Your goal: What you return must be the full data, repeated verbatim, with no pictures in it.

(Data about app and page elements)
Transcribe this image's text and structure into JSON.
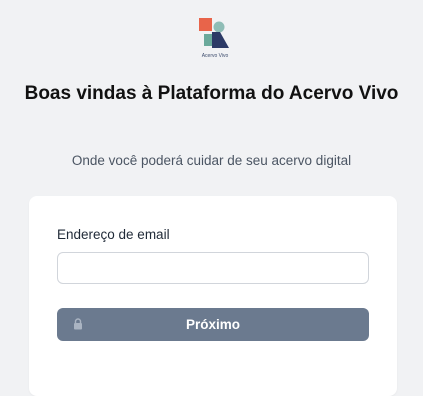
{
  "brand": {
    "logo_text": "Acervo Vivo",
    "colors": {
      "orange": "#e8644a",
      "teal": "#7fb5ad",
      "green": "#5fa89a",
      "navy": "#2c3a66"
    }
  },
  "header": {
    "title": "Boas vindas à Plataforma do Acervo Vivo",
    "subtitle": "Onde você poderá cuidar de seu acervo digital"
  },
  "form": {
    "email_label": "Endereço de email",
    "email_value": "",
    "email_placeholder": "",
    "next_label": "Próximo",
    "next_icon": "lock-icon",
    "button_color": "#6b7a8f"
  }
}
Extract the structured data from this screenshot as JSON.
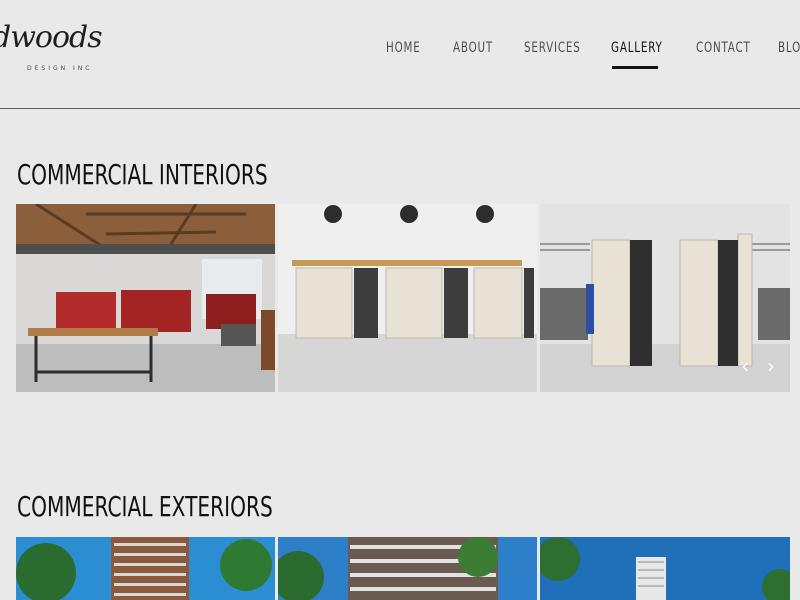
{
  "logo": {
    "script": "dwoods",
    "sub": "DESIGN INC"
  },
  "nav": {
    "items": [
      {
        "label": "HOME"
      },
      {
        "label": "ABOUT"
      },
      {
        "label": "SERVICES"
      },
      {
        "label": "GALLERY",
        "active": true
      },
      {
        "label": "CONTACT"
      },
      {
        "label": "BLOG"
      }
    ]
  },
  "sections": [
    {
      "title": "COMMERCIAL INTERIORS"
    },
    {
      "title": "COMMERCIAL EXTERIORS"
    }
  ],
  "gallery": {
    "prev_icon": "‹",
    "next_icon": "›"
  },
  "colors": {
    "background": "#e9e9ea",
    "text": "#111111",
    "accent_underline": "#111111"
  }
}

Response for this exercise:
Transcribe this image's text and structure into JSON.
{
  "brand": {
    "logo_text": "Acervo Vivo",
    "colors": {
      "orange": "#e8644a",
      "teal": "#7fb5ad",
      "green": "#5fa89a",
      "navy": "#2c3a66"
    }
  },
  "header": {
    "title": "Boas vindas à Plataforma do Acervo Vivo",
    "subtitle": "Onde você poderá cuidar de seu acervo digital"
  },
  "form": {
    "email_label": "Endereço de email",
    "email_value": "",
    "email_placeholder": "",
    "next_label": "Próximo",
    "next_icon": "lock-icon",
    "button_color": "#6b7a8f"
  }
}
Extract the structured data from this screenshot as JSON.
{
  "logo": {
    "script": "dwoods",
    "sub": "DESIGN INC"
  },
  "nav": {
    "items": [
      {
        "label": "HOME"
      },
      {
        "label": "ABOUT"
      },
      {
        "label": "SERVICES"
      },
      {
        "label": "GALLERY",
        "active": true
      },
      {
        "label": "CONTACT"
      },
      {
        "label": "BLOG"
      }
    ]
  },
  "sections": [
    {
      "title": "COMMERCIAL INTERIORS"
    },
    {
      "title": "COMMERCIAL EXTERIORS"
    }
  ],
  "gallery": {
    "prev_icon": "‹",
    "next_icon": "›"
  },
  "colors": {
    "background": "#e9e9ea",
    "text": "#111111",
    "accent_underline": "#111111"
  }
}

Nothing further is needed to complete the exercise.